| Task directions |
Once you reach the line holding "Parse this screenshot: output", write out that line and every later one exactly, ending with the last line of the data; write nothing else.

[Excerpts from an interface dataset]
───
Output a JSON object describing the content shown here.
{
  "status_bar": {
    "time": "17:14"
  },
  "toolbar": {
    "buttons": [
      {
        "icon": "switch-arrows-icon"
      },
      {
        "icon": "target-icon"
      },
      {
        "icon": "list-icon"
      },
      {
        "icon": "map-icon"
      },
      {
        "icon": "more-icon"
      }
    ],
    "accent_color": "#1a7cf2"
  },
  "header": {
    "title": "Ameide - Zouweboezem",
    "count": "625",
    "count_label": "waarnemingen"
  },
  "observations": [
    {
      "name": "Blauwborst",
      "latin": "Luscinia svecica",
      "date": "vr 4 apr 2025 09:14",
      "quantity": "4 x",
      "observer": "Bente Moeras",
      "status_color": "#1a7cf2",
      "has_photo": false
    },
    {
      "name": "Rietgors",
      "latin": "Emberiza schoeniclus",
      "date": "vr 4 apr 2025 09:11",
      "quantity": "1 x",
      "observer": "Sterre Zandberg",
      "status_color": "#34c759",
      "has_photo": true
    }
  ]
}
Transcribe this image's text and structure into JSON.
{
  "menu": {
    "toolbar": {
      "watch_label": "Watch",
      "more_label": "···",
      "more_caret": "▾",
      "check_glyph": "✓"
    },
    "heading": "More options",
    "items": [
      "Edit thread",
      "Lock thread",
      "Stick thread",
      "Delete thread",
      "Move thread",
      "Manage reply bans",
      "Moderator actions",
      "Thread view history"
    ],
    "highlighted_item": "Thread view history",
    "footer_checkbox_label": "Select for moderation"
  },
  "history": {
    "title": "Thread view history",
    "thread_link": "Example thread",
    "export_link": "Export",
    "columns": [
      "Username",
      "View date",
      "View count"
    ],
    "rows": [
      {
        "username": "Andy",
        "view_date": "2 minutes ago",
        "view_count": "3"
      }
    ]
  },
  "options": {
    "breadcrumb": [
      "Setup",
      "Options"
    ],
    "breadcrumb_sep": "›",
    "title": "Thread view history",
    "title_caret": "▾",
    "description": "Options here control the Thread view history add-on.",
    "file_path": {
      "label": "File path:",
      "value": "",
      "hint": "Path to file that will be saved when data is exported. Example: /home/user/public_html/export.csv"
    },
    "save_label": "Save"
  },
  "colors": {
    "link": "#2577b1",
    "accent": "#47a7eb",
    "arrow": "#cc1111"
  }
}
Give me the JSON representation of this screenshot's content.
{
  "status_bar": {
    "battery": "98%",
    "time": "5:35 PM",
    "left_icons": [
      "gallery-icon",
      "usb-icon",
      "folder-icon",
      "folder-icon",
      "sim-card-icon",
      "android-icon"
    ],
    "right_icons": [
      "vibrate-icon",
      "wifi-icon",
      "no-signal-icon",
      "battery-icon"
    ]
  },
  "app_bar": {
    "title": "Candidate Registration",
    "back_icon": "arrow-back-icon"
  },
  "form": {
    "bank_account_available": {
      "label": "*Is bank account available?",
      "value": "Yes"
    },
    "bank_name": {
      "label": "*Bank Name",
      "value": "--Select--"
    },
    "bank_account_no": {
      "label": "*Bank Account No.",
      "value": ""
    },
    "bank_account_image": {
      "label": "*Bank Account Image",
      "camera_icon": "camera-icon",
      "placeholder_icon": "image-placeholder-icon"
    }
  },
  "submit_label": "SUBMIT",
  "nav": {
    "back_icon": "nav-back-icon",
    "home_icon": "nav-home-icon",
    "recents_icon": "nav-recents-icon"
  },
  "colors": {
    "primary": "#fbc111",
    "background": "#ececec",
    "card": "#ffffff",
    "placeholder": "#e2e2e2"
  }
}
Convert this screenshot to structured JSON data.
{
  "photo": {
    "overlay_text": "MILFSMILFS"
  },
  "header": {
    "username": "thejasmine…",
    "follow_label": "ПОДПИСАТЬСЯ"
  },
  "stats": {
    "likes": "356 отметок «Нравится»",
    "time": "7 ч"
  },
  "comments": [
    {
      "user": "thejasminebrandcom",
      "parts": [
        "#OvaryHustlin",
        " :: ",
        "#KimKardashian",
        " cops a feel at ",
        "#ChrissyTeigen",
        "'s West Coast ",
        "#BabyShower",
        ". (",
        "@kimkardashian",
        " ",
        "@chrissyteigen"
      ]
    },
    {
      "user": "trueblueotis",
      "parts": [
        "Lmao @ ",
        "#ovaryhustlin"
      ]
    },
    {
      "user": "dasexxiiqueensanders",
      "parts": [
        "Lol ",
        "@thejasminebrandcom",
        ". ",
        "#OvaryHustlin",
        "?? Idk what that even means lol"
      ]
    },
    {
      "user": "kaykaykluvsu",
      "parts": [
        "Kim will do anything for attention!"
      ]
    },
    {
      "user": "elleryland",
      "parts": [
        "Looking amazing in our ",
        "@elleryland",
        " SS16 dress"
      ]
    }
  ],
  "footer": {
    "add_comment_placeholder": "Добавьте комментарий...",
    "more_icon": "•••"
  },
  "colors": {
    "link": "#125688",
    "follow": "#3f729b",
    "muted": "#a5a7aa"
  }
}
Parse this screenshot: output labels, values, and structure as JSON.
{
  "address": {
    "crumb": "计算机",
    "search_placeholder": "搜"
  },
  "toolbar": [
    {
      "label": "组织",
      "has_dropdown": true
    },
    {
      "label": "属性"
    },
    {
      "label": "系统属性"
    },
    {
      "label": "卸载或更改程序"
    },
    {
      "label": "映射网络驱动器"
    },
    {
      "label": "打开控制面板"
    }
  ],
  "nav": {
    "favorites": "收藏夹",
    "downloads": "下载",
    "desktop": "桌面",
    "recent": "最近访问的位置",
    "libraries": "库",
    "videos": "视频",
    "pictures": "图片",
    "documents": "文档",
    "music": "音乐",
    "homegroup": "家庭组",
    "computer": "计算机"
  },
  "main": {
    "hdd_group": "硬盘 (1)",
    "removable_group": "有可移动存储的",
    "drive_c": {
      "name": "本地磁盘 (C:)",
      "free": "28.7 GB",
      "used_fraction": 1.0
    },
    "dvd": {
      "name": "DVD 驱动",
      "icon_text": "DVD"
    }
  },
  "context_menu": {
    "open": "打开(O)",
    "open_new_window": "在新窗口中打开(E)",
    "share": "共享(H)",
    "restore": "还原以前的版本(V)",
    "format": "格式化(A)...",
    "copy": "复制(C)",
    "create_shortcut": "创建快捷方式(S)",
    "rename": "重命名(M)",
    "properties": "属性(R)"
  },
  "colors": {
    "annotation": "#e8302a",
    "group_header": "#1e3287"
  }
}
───
| Answer box |
Parse this screenshot: output labels, values, and structure as JSON.
{
  "address": {
    "crumb": "计算机",
    "search_placeholder": "搜"
  },
  "toolbar": [
    {
      "label": "组织",
      "has_dropdown": true
    },
    {
      "label": "属性"
    },
    {
      "label": "系统属性"
    },
    {
      "label": "卸载或更改程序"
    },
    {
      "label": "映射网络驱动器"
    },
    {
      "label": "打开控制面板"
    }
  ],
  "nav": {
    "favorites": "收藏夹",
    "downloads": "下载",
    "desktop": "桌面",
    "recent": "最近访问的位置",
    "libraries": "库",
    "videos": "视频",
    "pictures": "图片",
    "documents": "文档",
    "music": "音乐",
    "homegroup": "家庭组",
    "computer": "计算机"
  },
  "main": {
    "hdd_group": "硬盘 (1)",
    "removable_group": "有可移动存储的",
    "drive_c": {
      "name": "本地磁盘 (C:)",
      "free": "28.7 GB",
      "used_fraction": 1.0
    },
    "dvd": {
      "name": "DVD 驱动",
      "icon_text": "DVD"
    }
  },
  "context_menu": {
    "open": "打开(O)",
    "open_new_window": "在新窗口中打开(E)",
    "share": "共享(H)",
    "restore": "还原以前的版本(V)",
    "format": "格式化(A)...",
    "copy": "复制(C)",
    "create_shortcut": "创建快捷方式(S)",
    "rename": "重命名(M)",
    "properties": "属性(R)"
  },
  "colors": {
    "annotation": "#e8302a",
    "group_header": "#1e3287"
  }
}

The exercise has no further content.